Aim of the exercise: Scan the entries for the word "tahliyesini" and return every line that has it.

Data about app and page elements:
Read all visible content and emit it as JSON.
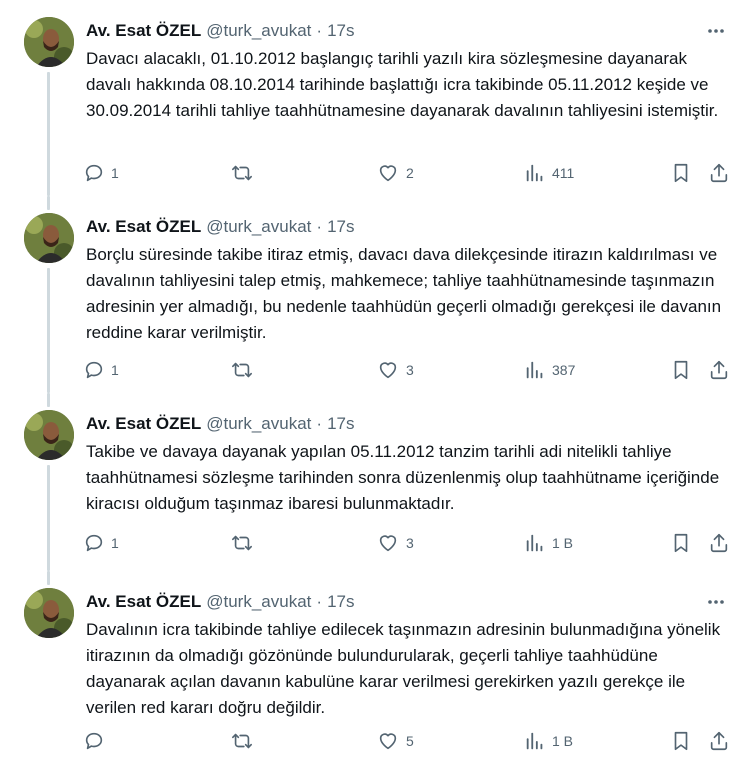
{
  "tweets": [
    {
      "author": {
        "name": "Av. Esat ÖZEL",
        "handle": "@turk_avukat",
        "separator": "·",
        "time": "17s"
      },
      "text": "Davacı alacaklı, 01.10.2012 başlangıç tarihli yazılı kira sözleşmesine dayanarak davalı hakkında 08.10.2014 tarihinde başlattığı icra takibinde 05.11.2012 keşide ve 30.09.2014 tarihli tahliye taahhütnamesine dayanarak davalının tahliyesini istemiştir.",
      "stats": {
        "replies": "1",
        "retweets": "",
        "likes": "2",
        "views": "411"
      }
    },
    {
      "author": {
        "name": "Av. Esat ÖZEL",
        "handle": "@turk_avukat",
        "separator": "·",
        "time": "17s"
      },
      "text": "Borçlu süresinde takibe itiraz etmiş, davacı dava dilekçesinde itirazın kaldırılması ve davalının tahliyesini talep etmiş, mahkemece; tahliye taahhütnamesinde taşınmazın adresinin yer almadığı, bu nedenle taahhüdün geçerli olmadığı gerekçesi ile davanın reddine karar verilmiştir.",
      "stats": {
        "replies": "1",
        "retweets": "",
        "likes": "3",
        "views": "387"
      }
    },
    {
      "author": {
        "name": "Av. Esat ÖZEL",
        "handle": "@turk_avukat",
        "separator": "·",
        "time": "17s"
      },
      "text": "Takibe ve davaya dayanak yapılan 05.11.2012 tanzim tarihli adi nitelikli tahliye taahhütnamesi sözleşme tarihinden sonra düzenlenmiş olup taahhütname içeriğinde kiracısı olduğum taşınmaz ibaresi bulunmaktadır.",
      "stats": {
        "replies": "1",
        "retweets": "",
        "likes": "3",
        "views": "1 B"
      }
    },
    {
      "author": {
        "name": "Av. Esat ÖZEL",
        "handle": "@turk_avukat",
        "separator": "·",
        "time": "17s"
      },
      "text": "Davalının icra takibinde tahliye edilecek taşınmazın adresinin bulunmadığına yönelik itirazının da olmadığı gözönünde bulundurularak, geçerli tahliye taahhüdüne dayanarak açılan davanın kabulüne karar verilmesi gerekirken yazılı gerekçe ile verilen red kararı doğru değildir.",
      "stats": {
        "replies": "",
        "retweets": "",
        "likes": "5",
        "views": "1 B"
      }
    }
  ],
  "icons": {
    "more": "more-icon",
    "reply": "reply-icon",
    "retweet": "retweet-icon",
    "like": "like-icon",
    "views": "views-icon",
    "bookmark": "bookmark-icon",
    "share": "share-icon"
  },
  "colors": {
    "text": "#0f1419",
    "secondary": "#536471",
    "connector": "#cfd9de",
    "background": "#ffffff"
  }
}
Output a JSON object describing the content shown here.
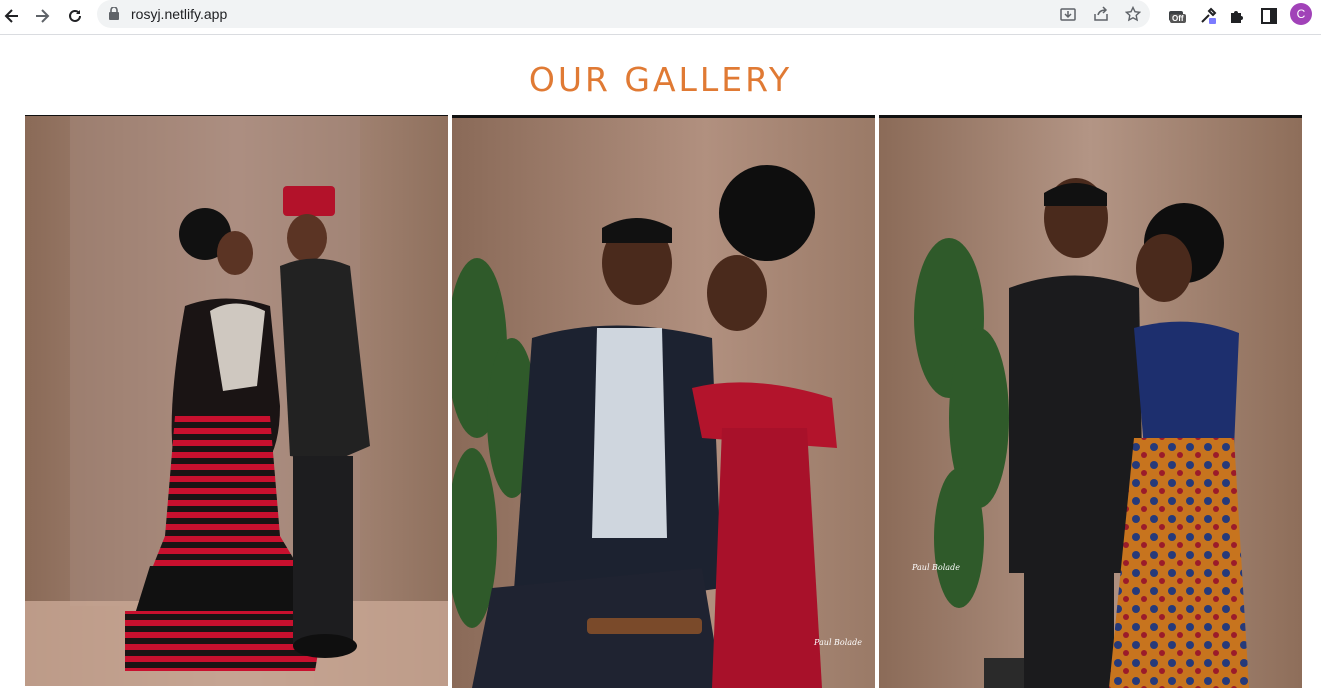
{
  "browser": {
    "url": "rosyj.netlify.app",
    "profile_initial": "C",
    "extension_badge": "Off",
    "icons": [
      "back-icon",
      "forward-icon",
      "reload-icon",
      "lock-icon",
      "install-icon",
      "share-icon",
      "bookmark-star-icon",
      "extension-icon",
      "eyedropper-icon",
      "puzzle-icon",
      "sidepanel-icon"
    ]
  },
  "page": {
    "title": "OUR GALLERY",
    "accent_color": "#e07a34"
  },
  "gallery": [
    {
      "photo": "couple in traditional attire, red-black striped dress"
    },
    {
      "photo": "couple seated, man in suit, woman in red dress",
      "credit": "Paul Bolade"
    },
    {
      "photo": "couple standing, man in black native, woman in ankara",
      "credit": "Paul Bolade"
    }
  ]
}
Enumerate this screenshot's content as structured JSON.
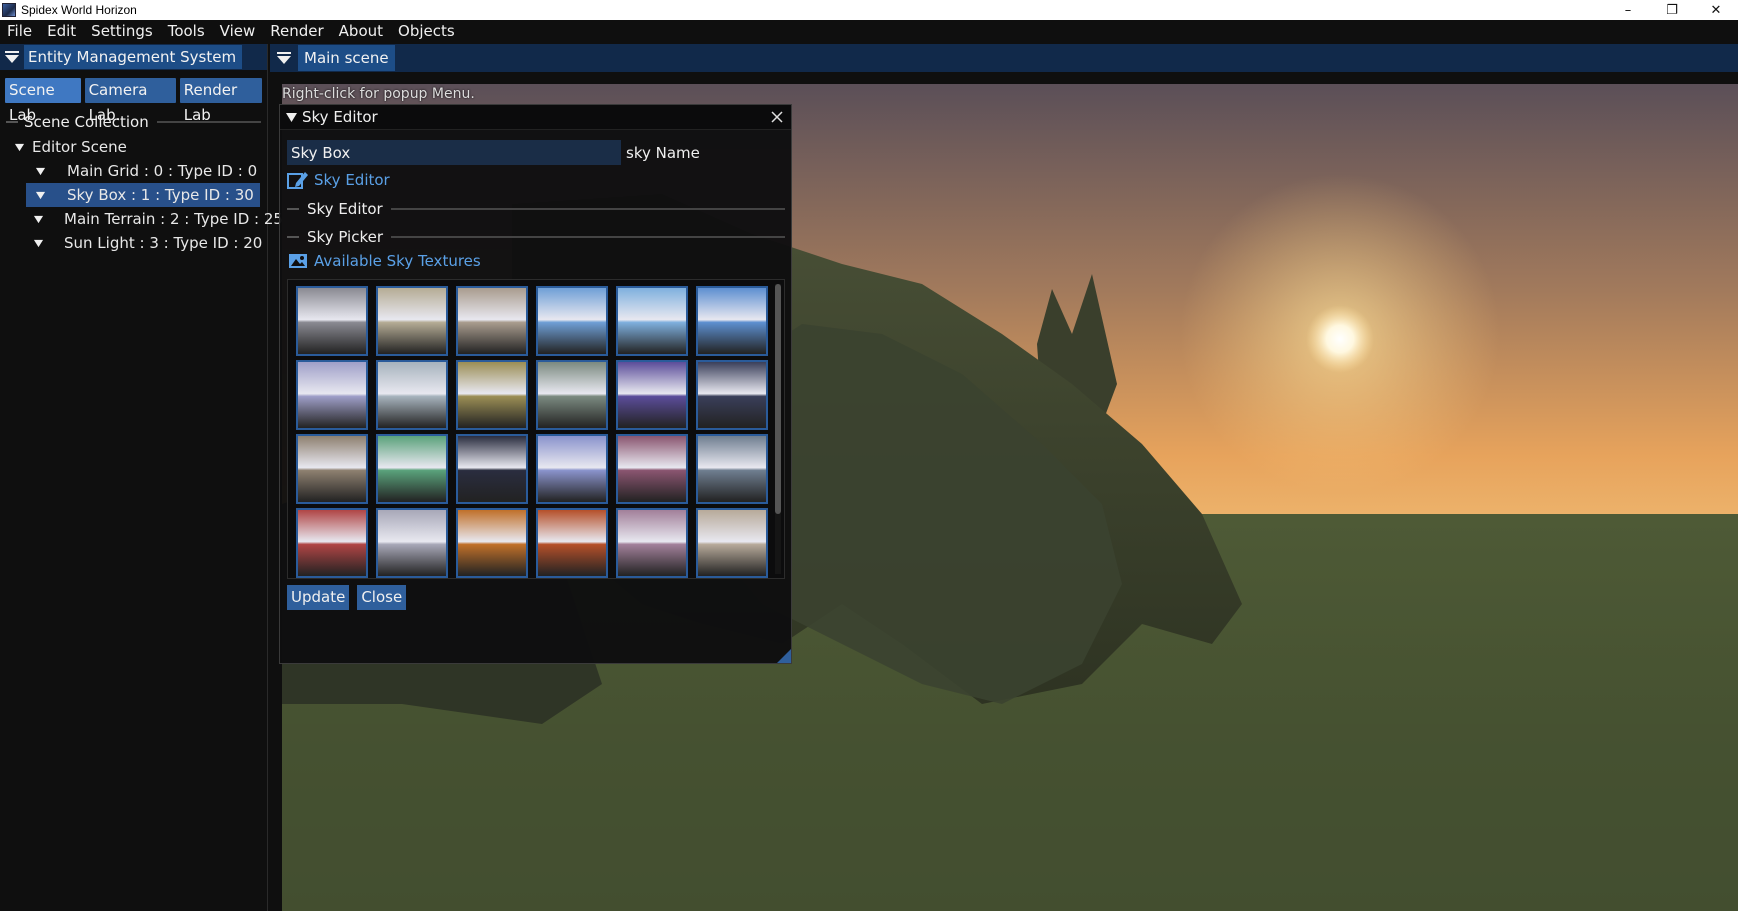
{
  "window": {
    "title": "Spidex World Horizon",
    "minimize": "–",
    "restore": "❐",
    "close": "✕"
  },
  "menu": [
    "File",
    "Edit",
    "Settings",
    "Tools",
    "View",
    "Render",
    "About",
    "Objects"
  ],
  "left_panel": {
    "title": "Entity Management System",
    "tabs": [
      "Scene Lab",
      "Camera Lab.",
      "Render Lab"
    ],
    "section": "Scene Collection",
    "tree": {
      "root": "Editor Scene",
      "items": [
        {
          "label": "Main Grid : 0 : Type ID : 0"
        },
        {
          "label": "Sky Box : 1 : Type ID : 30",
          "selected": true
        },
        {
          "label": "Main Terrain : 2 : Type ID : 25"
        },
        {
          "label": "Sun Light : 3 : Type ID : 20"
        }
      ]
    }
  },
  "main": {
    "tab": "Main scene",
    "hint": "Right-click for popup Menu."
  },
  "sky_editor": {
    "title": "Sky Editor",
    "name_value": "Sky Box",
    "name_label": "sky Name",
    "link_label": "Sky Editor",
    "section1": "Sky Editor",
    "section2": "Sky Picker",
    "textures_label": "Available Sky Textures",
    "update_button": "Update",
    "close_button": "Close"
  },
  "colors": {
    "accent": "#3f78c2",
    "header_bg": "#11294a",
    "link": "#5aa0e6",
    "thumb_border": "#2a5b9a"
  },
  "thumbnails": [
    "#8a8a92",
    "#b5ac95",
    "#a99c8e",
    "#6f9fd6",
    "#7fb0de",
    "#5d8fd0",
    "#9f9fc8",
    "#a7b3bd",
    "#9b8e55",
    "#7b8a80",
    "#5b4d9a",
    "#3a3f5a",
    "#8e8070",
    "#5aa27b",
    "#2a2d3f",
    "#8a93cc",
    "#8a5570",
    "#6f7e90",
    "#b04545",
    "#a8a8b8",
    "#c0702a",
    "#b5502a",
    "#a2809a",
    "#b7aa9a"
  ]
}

Output of the task:
      "text": "Davacı alacaklı, 01.10.2012 başlangıç tarihli yazılı kira sözleşmesine dayanarak davalı hakkında 08.10.2014 tarihinde başlattığı icra takibinde 05.11.2012 keşide ve 30.09.2014 tarihli tahliye taahhütnamesine dayanarak davalının tahliyesini istemiştir.",
      "text": "Borçlu süresinde takibe itiraz etmiş, davacı dava dilekçesinde itirazın kaldırılması ve davalının tahliyesini talep etmiş, mahkemece; tahliye taahhütnamesinde taşınmazın adresinin yer almadığı, bu nedenle taahhüdün geçerli olmadığı gerekçesi ile davanın reddine karar verilmiştir.",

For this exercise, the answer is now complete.